Hopes that the morning will bring better news.  More help will join the battle.  Every year at Chanuka, we light candles to celebrate the Maccabees victory over the Greeks.  Today, during Chanuka, the Greeks are here with us, helping us to survive. 

Shabbat Shalom.


December 2, 2010

No celebration tonight.  No Chanuka candles.  Just a lot of sadness, a lot of concern.  And we sit glued to the television screens.

Less than 12 hours ago fire broke out in the forest around Haifa.  It is still raging out of control.  We haven’t had rain in months and months, it’s both dry and windy.  The death toll is over 40 now, and some are still missing.  Neighbouring towns and villages are being evacuated.  All national TV channels have stopped all programming and are covering the fire.  There are constant updates on more evacuations.  There has never been a disaster like this in Israel’s history.  The Prime Minister has asked for help from European countries, so far Cyprus and Greece are sending aid.  The Haifa mayor has canceled all holiday celebrations.  President Shimon Peres has said we are “praying for a miracle”.

The air smells like smoke.  The black cloud over the area blocked out the sun well before sunset.

I started taking pictures when we left work.  This is still 1-1/2 hours away:

And the smoke covers the sun:

Partner suggests packing a bag.  I really don’t believe it will be necessary.  And what on earth to pack???  I’m too busy watching the news anyway.

News stories from here and around the world:

Northern disaster: Mass evacuation ordered as fire rages on

Israel turns to U.S., Europe for help in controlling Carmel fire

42 killed in Carmel fire

Israel Calls for Urgent Help Fighting Lethal Fire

Israeli forest fire near Haifa kills 40

I don’t think we have taken in yet just what a tragedy this is.  I also pray for a miracle, for rain, for the safety of all those who are putting their lives on the line to fight this fire.  After all, Chanuka is a festival that celebrates a miracle.
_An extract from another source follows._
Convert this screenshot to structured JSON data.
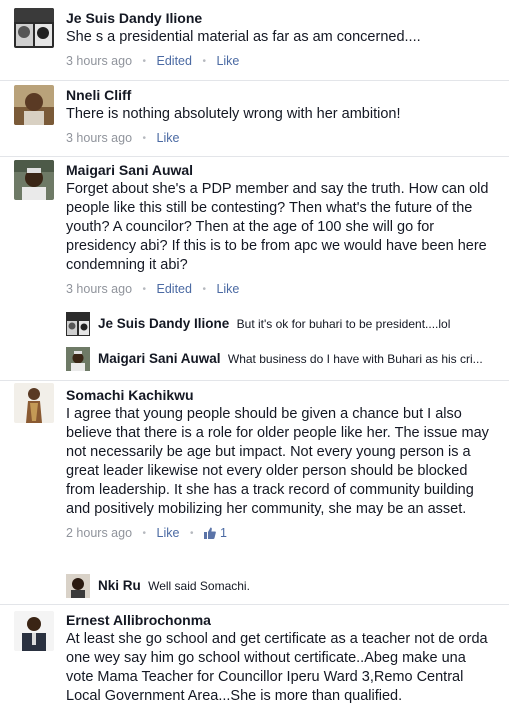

Join your prayers with ours?

I did it.

December 1, 2010

I did it.

All of November.  30 posts in 30 days.

OK, I may have fudged just a little.  Sometimes I can only blog at the end of the day.  A couple of times there was a really slow internet connection, and I hit the “publish” button and waited…and waited…and watched the clock click on until a minute or two past midnight when the post finally appeared …with the next day’s date!  And once we were out, and only came in after 1:00 am – but I still blogged!  I figure it was before I went to bed that day, so it totally counts.

So even if it means I’m not eligible for any of the prizes on NaBloPoMo, I still take all the satisfaction in knowing that I did it!!!


First candle of Chanuka.  So early this year!  Kidlet won’t be home from school until the weekend, so we are Going Out.  This time to a fancy restaurant with our Swedish pals.

Here’s a video by Esther, Sasha, Aaron, and Sarah of the Gay-Straight Alliance at the A. J. Heschel School in New York, made for Keshet.  They came together for the first candle with a Kavannah (intention around the blessing) that they invite you to use.

This is the text they added to the traditional prayers:

We dedicate this first night of Chanuka to knowing one’s identity and standing strong against external forces. As we light the first candle, we dedicate this light to each person in our community who needs support to be steadfast, to stay grounded in an inner space of calm and courage.

Our tradition teaches us that each good act gives forth another, one spark makes others, and a string of candles awaits us this week. We hope you will join us this Chanuka in spreading the light of hope and strength to everyone in our community.

Happy Chanuka!